>>

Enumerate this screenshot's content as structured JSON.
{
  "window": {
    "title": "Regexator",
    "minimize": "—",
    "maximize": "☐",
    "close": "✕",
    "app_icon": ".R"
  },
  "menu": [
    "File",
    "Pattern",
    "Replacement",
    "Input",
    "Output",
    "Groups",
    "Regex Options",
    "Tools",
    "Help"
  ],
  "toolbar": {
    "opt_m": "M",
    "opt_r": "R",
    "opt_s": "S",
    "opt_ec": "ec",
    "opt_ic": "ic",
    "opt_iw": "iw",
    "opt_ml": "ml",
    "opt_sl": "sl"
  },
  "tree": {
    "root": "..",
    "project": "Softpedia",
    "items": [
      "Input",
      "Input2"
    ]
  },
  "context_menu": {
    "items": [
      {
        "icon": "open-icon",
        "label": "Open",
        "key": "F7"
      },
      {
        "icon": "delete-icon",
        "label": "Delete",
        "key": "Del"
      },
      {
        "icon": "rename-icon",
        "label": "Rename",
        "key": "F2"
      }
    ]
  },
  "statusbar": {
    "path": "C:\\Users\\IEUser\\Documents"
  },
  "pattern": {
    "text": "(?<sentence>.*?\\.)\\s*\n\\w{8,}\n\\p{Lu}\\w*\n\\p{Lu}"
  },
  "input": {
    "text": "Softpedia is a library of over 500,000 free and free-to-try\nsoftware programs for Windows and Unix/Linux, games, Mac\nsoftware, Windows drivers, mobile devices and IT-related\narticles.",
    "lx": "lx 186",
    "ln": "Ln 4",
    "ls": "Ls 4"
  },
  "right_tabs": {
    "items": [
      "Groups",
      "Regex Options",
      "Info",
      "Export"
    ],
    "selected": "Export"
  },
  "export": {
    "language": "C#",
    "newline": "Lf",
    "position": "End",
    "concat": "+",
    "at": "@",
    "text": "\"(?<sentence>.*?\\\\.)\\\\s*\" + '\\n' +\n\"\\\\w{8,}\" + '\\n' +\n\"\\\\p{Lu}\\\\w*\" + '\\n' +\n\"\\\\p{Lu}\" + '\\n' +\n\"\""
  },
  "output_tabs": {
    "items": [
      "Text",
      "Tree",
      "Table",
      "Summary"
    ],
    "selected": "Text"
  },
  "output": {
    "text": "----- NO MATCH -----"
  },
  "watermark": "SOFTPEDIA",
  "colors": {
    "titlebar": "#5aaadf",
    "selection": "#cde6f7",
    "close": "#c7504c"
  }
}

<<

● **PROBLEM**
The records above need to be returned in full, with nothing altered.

● **TASK SOLUTION**
Enumerate this screenshot's content as structured JSON.
{
  "window": {
    "title": "Regexator",
    "minimize": "—",
    "maximize": "☐",
    "close": "✕",
    "app_icon": ".R"
  },
  "menu": [
    "File",
    "Pattern",
    "Replacement",
    "Input",
    "Output",
    "Groups",
    "Regex Options",
    "Tools",
    "Help"
  ],
  "toolbar": {
    "opt_m": "M",
    "opt_r": "R",
    "opt_s": "S",
    "opt_ec": "ec",
    "opt_ic": "ic",
    "opt_iw": "iw",
    "opt_ml": "ml",
    "opt_sl": "sl"
  },
  "tree": {
    "root": "..",
    "project": "Softpedia",
    "items": [
      "Input",
      "Input2"
    ]
  },
  "context_menu": {
    "items": [
      {
        "icon": "open-icon",
        "label": "Open",
        "key": "F7"
      },
      {
        "icon": "delete-icon",
        "label": "Delete",
        "key": "Del"
      },
      {
        "icon": "rename-icon",
        "label": "Rename",
        "key": "F2"
      }
    ]
  },
  "statusbar": {
    "path": "C:\\Users\\IEUser\\Documents"
  },
  "pattern": {
    "text": "(?<sentence>.*?\\.)\\s*\n\\w{8,}\n\\p{Lu}\\w*\n\\p{Lu}"
  },
  "input": {
    "text": "Softpedia is a library of over 500,000 free and free-to-try\nsoftware programs for Windows and Unix/Linux, games, Mac\nsoftware, Windows drivers, mobile devices and IT-related\narticles.",
    "lx": "lx 186",
    "ln": "Ln 4",
    "ls": "Ls 4"
  },
  "right_tabs": {
    "items": [
      "Groups",
      "Regex Options",
      "Info",
      "Export"
    ],
    "selected": "Export"
  },
  "export": {
    "language": "C#",
    "newline": "Lf",
    "position": "End",
    "concat": "+",
    "at": "@",
    "text": "\"(?<sentence>.*?\\\\.)\\\\s*\" + '\\n' +\n\"\\\\w{8,}\" + '\\n' +\n\"\\\\p{Lu}\\\\w*\" + '\\n' +\n\"\\\\p{Lu}\" + '\\n' +\n\"\""
  },
  "output_tabs": {
    "items": [
      "Text",
      "Tree",
      "Table",
      "Summary"
    ],
    "selected": "Text"
  },
  "output": {
    "text": "----- NO MATCH -----"
  },
  "watermark": "SOFTPEDIA",
  "colors": {
    "titlebar": "#5aaadf",
    "selection": "#cde6f7",
    "close": "#c7504c"
  }
}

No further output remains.